- **Brief**
Every record must appear in your reply exactly as written.

- **Exercise material**
- - - -
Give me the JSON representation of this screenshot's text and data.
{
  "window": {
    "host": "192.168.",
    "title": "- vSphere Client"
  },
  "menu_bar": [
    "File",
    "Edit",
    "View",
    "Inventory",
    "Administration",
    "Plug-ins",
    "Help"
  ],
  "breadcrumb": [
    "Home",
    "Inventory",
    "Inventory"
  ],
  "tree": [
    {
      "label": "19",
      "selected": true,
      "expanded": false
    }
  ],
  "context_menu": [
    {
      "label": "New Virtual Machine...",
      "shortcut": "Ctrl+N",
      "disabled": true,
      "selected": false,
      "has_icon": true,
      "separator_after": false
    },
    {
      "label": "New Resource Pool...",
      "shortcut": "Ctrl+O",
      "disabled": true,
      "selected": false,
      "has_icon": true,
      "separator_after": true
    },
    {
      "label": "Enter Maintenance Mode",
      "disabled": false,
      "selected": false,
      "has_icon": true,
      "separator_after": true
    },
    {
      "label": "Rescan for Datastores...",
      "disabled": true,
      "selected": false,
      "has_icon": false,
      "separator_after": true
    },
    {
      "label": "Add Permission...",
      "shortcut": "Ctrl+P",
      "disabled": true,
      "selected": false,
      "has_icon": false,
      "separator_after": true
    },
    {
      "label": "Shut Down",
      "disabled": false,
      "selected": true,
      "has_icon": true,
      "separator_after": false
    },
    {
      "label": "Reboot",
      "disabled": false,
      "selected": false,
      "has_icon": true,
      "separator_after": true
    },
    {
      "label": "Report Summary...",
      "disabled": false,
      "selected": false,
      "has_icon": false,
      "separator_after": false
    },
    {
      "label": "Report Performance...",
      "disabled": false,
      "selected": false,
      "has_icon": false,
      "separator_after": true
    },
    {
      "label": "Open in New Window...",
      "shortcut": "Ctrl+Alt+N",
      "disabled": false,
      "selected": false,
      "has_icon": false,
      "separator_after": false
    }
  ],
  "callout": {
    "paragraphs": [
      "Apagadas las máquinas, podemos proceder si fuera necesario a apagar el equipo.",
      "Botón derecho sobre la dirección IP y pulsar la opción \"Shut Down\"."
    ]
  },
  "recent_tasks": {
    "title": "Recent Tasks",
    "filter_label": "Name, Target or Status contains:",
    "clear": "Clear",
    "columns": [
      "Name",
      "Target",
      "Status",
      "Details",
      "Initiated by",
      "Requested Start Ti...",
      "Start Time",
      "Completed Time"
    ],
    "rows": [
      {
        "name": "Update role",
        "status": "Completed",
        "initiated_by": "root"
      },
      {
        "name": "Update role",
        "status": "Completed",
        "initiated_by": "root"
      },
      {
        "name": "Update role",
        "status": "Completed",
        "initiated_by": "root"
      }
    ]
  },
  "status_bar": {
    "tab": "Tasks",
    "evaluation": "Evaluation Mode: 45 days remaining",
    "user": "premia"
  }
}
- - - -
- **Your response**
Give me the JSON representation of this screenshot's text and data.
{
  "window": {
    "host": "192.168.",
    "title": "- vSphere Client"
  },
  "menu_bar": [
    "File",
    "Edit",
    "View",
    "Inventory",
    "Administration",
    "Plug-ins",
    "Help"
  ],
  "breadcrumb": [
    "Home",
    "Inventory",
    "Inventory"
  ],
  "tree": [
    {
      "label": "19",
      "selected": true,
      "expanded": false
    }
  ],
  "context_menu": [
    {
      "label": "New Virtual Machine...",
      "shortcut": "Ctrl+N",
      "disabled": true,
      "selected": false,
      "has_icon": true,
      "separator_after": false
    },
    {
      "label": "New Resource Pool...",
      "shortcut": "Ctrl+O",
      "disabled": true,
      "selected": false,
      "has_icon": true,
      "separator_after": true
    },
    {
      "label": "Enter Maintenance Mode",
      "disabled": false,
      "selected": false,
      "has_icon": true,
      "separator_after": true
    },
    {
      "label": "Rescan for Datastores...",
      "disabled": true,
      "selected": false,
      "has_icon": false,
      "separator_after": true
    },
    {
      "label": "Add Permission...",
      "shortcut": "Ctrl+P",
      "disabled": true,
      "selected": false,
      "has_icon": false,
      "separator_after": true
    },
    {
      "label": "Shut Down",
      "disabled": false,
      "selected": true,
      "has_icon": true,
      "separator_after": false
    },
    {
      "label": "Reboot",
      "disabled": false,
      "selected": false,
      "has_icon": true,
      "separator_after": true
    },
    {
      "label": "Report Summary...",
      "disabled": false,
      "selected": false,
      "has_icon": false,
      "separator_after": false
    },
    {
      "label": "Report Performance...",
      "disabled": false,
      "selected": false,
      "has_icon": false,
      "separator_after": true
    },
    {
      "label": "Open in New Window...",
      "shortcut": "Ctrl+Alt+N",
      "disabled": false,
      "selected": false,
      "has_icon": false,
      "separator_after": false
    }
  ],
  "callout": {
    "paragraphs": [
      "Apagadas las máquinas, podemos proceder si fuera necesario a apagar el equipo.",
      "Botón derecho sobre la dirección IP y pulsar la opción \"Shut Down\"."
    ]
  },
  "recent_tasks": {
    "title": "Recent Tasks",
    "filter_label": "Name, Target or Status contains:",
    "clear": "Clear",
    "columns": [
      "Name",
      "Target",
      "Status",
      "Details",
      "Initiated by",
      "Requested Start Ti...",
      "Start Time",
      "Completed Time"
    ],
    "rows": [
      {
        "name": "Update role",
        "status": "Completed",
        "initiated_by": "root"
      },
      {
        "name": "Update role",
        "status": "Completed",
        "initiated_by": "root"
      },
      {
        "name": "Update role",
        "status": "Completed",
        "initiated_by": "root"
      }
    ]
  },
  "status_bar": {
    "tab": "Tasks",
    "evaluation": "Evaluation Mode: 45 days remaining",
    "user": "premia"
  }
}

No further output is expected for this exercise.